“The process of getting into world guard starts the very second you begin Color Guard. Over months they watch how you learn and mature over time. By the time for auditions, they already pretty much have an idea of who they want on the team from what you’ve done in previous seasons.” Jones said.
In agreement with her teammate, junior member Summer Gornail shares how the recruitment portion of making the team can be intense and well prepared for due to the many months and seasons of practice, dedication, and learning.
“We learn a combination of dances, so the coaches can see where your strengths are in movement and routine. After that, we split up into groups for different equipment so the coaches can see what kind of equipment you excel in- flag, rifle, or sabre,” Gornail said. “I feel like having done so many shows and having so much experience with Color Guard has prepared me for being in world guard. A big part of why I am where I am right now is my coaches, they push me to be a better performer every day.”
Once making the team, the real practice and commitment begins with the competitive season. The regional champions dedicate hours to rehearsing and hoping to improve their show little by little. Each show has its own theme. This year is Pinball Wizard, and the props, look, and choreography of the routine is all centered around bringing the story of that show to life for the audience and judges to see.

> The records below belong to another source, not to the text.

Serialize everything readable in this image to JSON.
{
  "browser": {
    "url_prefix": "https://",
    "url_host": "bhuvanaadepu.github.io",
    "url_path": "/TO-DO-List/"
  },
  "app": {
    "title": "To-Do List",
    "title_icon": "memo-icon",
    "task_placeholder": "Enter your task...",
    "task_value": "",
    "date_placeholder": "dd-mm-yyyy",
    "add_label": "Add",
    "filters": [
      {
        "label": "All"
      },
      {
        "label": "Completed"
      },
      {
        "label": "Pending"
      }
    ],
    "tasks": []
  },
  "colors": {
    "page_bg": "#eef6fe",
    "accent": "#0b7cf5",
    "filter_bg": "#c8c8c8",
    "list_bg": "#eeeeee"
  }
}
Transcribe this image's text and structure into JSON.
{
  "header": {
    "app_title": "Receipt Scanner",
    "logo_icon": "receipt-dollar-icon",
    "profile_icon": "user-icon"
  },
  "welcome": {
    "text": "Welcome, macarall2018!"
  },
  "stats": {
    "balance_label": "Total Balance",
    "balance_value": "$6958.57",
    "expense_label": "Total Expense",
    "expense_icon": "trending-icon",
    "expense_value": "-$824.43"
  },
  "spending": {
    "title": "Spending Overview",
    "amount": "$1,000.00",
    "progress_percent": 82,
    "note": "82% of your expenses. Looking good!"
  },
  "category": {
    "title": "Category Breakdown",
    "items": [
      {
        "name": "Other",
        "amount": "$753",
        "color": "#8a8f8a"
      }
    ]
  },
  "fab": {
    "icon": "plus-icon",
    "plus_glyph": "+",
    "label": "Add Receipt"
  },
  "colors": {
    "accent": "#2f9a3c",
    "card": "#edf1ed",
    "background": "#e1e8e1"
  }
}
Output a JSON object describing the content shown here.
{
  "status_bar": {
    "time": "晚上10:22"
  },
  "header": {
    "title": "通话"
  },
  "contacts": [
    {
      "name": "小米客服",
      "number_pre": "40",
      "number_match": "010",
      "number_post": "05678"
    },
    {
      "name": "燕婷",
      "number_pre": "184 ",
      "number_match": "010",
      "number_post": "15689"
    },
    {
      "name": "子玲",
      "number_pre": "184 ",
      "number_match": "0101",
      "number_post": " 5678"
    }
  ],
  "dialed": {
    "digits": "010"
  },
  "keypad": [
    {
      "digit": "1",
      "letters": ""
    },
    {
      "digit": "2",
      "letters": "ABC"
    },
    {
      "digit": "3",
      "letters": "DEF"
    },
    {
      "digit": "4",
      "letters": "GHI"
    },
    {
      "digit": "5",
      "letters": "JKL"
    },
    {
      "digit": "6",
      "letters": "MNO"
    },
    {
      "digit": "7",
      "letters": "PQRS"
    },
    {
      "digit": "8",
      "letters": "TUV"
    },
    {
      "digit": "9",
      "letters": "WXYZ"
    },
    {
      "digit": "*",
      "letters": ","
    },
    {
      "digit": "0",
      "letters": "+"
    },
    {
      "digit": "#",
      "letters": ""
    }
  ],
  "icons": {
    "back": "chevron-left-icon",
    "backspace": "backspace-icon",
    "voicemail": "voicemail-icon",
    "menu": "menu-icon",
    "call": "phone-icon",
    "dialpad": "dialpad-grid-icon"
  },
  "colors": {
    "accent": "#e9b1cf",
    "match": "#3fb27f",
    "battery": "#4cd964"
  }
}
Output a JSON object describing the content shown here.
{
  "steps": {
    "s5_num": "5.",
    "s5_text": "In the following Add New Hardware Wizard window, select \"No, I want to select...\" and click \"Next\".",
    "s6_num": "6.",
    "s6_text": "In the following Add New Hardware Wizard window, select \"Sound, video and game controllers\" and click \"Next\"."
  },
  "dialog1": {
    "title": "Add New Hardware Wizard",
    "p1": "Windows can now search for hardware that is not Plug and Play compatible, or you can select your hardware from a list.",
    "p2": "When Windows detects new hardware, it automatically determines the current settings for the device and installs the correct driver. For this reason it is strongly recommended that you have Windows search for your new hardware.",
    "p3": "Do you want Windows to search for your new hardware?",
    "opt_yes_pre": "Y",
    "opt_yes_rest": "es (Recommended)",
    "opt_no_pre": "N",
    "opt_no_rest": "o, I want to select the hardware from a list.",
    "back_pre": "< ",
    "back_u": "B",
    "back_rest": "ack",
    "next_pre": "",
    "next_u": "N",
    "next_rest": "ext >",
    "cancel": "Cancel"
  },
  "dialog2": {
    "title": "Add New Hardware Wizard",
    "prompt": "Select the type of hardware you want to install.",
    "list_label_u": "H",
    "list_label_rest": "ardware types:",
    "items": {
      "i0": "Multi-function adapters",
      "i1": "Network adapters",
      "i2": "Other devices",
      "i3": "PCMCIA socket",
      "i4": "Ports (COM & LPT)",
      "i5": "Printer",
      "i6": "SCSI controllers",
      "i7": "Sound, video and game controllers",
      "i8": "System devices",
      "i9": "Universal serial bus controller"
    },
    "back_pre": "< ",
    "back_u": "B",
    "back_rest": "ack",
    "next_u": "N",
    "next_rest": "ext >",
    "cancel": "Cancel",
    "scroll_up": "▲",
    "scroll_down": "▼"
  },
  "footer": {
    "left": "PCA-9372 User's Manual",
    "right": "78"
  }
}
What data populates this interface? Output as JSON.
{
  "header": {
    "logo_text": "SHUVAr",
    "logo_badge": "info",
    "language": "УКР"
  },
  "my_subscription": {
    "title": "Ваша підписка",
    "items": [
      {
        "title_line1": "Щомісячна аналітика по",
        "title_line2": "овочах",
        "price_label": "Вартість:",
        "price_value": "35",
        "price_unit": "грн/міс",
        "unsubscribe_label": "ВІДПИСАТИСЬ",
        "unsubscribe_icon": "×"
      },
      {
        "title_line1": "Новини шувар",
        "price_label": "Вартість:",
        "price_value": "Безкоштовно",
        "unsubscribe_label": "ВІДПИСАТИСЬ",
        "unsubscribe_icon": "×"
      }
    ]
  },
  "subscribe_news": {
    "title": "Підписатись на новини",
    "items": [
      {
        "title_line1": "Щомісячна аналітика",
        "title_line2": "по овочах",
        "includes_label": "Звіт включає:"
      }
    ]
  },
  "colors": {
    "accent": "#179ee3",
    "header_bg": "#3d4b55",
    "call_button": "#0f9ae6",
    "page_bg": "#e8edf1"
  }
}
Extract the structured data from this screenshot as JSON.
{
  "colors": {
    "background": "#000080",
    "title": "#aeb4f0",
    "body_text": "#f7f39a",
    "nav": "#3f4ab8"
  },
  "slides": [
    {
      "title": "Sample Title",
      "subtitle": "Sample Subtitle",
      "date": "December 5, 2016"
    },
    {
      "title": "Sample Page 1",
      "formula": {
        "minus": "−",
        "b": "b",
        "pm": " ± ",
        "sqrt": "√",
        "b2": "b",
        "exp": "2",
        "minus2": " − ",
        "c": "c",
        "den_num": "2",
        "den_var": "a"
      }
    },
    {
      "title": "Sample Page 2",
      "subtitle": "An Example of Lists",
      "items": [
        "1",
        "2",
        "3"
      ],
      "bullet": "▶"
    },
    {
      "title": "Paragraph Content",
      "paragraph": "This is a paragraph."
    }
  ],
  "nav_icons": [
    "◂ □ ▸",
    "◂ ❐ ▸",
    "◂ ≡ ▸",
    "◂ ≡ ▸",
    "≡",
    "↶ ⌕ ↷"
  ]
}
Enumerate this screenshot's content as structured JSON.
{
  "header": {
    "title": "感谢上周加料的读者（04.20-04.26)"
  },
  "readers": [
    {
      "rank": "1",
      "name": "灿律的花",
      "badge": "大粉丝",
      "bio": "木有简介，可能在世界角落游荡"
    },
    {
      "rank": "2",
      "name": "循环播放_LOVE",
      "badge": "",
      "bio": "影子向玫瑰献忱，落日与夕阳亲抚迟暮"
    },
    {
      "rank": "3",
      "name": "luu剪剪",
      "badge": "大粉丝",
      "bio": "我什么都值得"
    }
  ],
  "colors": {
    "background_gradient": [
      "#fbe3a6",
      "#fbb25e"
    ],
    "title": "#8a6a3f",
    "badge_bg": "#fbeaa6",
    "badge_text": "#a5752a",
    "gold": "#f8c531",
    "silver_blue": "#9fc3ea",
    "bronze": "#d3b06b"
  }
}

“World guard practices about 30 hours a week, which doesn’t include the class time we have during 8th period. Our show is literally between 4 to 5 minutes, and involves a lot of intricate moves and parts to it,” said senior member and captain Jackie Pijuan. “Our floor is in the shape of a pinball and we use props such as actually scaffoldings, trampolines, and actual pinball machines! Our costumes and makeup are silver with hints of neon- it’s a lot of work and effort, but the end result when it’s all put together and executed is so worth it.”
The long rehearsals, packed schedule and being surrounded by the same people all practice can leave you feeling tiresome and defeated. But it could not be any more of the opposite. According to Pijuan and Jones, the environment and relationship of the team are both supportive and refreshing. Competition week practices may come with more tension and pressure than usual, but in all, the family dynamic trumps any and all difficulties.
“We always push and support each other. We all have the same goal, which is to strive for the best and be the best. We have to sometimes check each other and make sure our priorities are straight, just because we are so passionate about what we’re doing,” Jones said. “But overall, we’re one big, weird family and our instructors are like our parents who are always there for us, whether it’s a guard problem or a personal one.”
World guard comes with a lot of hard work, intuity, and strength. To be a member of the team, it’s not only about having the skill and experience; but also having the drive and passion to work for something that will take a lot out of you. With the hours of time and confidence put to the test, World guard has proven to be skilled at what they do and will continue to show just how passionate and talented they are.
“World guard taught me that you can endure a lot more than you think- whether it’s pushing yourself through long, painful practices or just developing the mental stamina that will allow you to get through everything,” Pijuan said. “You have to work hard in silence and let success be your noise. It’s not always going to be easy, but it’s most definitely worth it. Performing with my second family is something I wouldn’t trade for the world.”